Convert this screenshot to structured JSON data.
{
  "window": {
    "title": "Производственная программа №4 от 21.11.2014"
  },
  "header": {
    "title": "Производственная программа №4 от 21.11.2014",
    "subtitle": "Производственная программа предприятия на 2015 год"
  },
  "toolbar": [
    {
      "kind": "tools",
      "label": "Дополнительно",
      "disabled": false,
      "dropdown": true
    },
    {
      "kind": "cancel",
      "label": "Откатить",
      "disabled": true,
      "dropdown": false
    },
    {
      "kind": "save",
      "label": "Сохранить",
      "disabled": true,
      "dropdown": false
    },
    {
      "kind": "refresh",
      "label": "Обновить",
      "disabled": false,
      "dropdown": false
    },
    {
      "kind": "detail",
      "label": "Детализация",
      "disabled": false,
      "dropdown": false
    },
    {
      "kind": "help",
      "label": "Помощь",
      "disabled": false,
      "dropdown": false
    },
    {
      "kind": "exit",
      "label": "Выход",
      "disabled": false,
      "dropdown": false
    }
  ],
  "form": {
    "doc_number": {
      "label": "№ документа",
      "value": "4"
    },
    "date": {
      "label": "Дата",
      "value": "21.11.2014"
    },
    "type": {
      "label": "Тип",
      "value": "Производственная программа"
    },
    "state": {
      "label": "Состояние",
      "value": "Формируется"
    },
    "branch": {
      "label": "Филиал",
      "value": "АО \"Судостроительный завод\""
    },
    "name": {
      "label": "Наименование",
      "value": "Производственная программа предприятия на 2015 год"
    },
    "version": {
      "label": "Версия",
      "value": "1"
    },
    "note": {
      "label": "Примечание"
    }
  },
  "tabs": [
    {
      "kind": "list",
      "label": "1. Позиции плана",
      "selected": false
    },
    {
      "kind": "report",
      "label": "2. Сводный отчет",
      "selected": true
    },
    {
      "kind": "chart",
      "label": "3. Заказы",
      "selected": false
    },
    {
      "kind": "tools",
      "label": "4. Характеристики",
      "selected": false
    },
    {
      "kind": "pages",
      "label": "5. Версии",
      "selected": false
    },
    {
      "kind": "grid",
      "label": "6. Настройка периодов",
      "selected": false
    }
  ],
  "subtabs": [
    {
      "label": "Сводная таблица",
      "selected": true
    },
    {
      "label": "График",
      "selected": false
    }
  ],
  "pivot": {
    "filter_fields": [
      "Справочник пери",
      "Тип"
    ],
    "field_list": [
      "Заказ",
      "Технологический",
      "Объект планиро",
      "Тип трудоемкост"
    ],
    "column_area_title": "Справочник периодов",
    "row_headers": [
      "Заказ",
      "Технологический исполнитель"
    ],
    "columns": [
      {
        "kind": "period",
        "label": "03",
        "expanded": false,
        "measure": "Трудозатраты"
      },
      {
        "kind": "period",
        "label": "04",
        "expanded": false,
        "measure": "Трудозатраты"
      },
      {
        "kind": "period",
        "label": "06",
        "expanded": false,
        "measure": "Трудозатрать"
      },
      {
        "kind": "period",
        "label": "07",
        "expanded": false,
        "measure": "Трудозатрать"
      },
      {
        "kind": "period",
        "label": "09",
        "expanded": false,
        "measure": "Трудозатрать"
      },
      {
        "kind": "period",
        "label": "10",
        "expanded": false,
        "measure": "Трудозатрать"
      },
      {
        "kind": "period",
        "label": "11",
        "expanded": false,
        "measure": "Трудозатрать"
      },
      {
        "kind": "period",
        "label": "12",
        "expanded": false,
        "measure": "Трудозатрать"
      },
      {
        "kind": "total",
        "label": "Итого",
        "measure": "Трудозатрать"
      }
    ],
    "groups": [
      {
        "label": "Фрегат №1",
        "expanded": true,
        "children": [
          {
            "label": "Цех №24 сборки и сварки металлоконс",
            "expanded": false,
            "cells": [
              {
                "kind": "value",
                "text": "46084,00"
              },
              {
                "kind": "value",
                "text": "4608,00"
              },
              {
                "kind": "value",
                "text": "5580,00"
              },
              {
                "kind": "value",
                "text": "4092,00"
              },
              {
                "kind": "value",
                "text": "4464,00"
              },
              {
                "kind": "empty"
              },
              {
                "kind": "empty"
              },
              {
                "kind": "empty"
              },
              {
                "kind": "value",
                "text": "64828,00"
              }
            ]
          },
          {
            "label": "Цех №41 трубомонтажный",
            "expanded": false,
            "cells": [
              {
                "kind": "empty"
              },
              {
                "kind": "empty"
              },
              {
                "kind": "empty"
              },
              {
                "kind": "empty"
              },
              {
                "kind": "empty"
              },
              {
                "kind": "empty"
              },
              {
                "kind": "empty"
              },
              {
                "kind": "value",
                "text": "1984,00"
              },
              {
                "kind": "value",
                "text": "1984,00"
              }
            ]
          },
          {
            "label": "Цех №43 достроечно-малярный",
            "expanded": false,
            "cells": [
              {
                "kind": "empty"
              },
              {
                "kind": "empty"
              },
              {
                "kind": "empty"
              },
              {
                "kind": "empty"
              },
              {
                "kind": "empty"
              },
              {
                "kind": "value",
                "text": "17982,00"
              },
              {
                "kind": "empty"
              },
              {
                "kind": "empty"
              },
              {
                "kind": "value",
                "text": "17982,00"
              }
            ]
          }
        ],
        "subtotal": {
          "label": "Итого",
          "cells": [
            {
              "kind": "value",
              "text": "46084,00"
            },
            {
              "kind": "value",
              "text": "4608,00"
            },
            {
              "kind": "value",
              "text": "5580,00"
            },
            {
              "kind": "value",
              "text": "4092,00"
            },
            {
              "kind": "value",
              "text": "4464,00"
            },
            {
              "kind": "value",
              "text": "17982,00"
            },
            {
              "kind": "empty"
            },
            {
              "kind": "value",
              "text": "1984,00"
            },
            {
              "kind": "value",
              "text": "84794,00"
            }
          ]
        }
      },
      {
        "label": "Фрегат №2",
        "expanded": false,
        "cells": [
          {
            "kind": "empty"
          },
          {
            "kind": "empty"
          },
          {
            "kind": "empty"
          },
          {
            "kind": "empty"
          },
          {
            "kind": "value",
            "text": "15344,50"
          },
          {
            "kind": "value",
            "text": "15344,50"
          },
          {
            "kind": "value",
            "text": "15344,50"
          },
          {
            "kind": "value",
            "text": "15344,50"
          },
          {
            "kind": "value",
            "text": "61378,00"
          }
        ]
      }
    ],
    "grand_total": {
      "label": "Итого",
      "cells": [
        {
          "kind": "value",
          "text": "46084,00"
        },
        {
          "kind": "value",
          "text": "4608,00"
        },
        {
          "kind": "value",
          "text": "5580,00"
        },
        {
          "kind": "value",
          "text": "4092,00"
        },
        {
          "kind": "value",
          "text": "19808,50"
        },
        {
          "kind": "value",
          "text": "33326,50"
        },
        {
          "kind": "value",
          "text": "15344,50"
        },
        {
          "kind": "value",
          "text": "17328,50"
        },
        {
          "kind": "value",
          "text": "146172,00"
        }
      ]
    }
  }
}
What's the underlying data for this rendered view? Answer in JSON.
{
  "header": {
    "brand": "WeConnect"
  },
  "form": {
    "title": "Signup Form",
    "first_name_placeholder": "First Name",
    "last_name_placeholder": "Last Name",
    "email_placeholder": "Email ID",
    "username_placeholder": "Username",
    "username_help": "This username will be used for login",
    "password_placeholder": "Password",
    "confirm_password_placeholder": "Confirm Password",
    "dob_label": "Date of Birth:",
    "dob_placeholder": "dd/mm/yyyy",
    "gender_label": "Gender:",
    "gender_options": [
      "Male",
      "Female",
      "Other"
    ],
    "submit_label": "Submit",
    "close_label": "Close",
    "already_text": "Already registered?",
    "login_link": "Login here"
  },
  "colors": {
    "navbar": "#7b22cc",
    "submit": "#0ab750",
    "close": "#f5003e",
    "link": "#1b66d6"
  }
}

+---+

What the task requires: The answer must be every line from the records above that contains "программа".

Solution for this exercise:
    "title": "Производственная программа №4 от 21.11.2014"
    "title": "Производственная программа №4 от 21.11.2014",
    "subtitle": "Производственная программа предприятия на 2015 год"
      "value": "Производственная программа"
      "value": "Производственная программа предприятия на 2015 год"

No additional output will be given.